→ THE DATA
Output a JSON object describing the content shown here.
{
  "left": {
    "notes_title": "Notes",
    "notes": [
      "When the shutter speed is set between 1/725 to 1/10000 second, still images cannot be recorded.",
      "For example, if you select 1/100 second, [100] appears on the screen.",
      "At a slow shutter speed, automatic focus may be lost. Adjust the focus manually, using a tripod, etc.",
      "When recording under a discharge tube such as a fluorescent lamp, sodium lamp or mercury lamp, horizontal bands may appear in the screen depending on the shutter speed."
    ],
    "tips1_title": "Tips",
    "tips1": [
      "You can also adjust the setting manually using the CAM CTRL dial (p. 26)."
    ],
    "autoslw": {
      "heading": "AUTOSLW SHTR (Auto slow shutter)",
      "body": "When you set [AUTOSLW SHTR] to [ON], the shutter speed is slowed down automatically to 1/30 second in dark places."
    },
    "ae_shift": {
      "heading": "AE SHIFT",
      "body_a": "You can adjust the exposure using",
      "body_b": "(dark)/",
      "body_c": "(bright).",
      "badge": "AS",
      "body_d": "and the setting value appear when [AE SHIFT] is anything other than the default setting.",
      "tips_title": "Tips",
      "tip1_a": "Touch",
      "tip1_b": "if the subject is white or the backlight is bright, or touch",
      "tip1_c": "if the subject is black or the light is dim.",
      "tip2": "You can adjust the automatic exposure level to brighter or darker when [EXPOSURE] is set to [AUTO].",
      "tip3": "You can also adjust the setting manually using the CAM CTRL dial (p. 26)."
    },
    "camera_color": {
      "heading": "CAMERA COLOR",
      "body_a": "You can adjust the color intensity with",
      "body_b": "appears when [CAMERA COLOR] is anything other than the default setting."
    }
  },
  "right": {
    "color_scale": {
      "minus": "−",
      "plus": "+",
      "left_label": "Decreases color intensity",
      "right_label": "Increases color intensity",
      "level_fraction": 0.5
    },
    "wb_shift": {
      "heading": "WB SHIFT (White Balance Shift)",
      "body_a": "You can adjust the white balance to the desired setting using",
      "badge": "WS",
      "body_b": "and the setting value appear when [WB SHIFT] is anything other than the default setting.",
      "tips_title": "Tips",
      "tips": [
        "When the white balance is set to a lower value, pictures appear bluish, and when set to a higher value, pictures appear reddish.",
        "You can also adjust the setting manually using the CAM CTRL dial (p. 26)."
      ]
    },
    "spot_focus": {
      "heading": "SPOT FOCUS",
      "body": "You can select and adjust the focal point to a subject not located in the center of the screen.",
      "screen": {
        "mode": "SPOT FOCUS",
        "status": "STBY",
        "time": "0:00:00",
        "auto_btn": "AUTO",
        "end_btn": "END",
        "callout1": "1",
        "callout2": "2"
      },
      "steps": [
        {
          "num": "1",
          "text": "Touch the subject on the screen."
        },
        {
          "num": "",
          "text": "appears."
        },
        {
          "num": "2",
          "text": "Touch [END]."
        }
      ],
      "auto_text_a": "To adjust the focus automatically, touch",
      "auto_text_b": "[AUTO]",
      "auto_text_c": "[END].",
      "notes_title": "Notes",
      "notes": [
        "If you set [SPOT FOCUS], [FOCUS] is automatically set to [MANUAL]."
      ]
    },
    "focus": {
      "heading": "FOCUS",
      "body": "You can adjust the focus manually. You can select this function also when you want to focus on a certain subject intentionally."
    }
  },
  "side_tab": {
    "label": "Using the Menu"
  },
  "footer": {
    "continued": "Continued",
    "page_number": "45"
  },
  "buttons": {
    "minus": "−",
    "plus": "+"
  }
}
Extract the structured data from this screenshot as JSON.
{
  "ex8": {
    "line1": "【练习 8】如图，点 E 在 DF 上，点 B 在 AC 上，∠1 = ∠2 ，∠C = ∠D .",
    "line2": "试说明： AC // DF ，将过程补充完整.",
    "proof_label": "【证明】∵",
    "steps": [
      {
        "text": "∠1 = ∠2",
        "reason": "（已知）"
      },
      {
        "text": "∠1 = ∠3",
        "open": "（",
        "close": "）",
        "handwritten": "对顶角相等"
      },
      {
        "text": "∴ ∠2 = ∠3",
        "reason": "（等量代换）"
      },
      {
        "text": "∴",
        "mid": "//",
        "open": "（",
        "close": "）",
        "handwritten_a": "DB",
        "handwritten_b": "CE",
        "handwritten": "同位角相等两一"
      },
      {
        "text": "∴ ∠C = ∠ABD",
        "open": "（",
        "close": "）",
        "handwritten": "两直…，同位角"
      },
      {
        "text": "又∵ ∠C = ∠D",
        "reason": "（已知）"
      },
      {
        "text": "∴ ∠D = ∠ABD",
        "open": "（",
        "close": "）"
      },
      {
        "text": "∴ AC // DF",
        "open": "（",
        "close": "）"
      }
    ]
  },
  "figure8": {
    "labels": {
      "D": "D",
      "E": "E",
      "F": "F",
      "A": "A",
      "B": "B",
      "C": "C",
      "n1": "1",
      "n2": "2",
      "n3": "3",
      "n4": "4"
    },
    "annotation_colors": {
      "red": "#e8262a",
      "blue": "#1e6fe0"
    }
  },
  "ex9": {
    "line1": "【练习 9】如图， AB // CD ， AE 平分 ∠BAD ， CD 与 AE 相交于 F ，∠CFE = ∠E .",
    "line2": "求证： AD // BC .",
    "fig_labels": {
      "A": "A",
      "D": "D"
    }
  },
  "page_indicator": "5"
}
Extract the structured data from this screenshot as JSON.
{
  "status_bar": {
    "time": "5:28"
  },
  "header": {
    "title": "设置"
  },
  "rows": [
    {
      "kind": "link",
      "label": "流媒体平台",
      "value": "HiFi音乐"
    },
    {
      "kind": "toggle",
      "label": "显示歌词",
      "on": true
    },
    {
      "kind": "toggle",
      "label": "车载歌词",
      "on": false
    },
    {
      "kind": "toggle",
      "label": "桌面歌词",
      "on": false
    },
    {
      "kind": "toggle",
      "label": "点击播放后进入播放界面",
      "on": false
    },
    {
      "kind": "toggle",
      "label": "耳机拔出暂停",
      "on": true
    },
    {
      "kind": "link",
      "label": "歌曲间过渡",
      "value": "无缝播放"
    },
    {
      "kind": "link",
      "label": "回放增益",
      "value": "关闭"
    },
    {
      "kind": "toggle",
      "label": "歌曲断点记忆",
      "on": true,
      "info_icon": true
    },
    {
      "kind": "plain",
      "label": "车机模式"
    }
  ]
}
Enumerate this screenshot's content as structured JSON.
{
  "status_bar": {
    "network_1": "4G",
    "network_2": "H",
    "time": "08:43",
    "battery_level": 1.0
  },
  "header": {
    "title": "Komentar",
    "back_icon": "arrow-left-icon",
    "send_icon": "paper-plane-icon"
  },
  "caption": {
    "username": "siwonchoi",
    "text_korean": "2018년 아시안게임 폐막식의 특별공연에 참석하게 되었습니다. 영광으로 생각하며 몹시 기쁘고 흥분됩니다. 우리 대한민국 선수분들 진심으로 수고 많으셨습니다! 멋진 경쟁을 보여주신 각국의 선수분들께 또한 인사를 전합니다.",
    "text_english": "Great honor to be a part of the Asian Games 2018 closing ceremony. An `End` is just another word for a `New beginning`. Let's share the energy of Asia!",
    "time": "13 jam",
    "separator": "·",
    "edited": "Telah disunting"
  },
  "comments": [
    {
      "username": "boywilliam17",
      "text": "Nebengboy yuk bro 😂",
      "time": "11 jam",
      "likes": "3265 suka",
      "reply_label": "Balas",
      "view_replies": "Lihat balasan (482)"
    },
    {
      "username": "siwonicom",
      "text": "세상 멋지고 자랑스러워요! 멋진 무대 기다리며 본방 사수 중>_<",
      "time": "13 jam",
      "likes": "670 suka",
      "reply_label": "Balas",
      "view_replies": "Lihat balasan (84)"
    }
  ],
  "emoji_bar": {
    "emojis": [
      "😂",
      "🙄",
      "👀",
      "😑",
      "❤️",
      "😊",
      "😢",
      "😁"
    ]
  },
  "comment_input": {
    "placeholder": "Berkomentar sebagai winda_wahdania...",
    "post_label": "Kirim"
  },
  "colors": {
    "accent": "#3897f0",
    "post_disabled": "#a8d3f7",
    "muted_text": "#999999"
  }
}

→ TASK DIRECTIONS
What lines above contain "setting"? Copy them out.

→ EXERCISE RESULT
      "You can also adjust the setting manually using the CAM CTRL dial (p. 26)."
      "body_d": "and the setting value appear when [AE SHIFT] is anything other than the default setting.",
      "tip3": "You can also adjust the setting manually using the CAM CTRL dial (p. 26)."
      "body_b": "appears when [CAMERA COLOR] is anything other than the default setting."
      "body_a": "You can adjust the white balance to the desired setting using",
      "body_b": "and the setting value appear when [WB SHIFT] is anything other than the default setting.",
        "You can also adjust the setting manually using the CAM CTRL dial (p. 26)."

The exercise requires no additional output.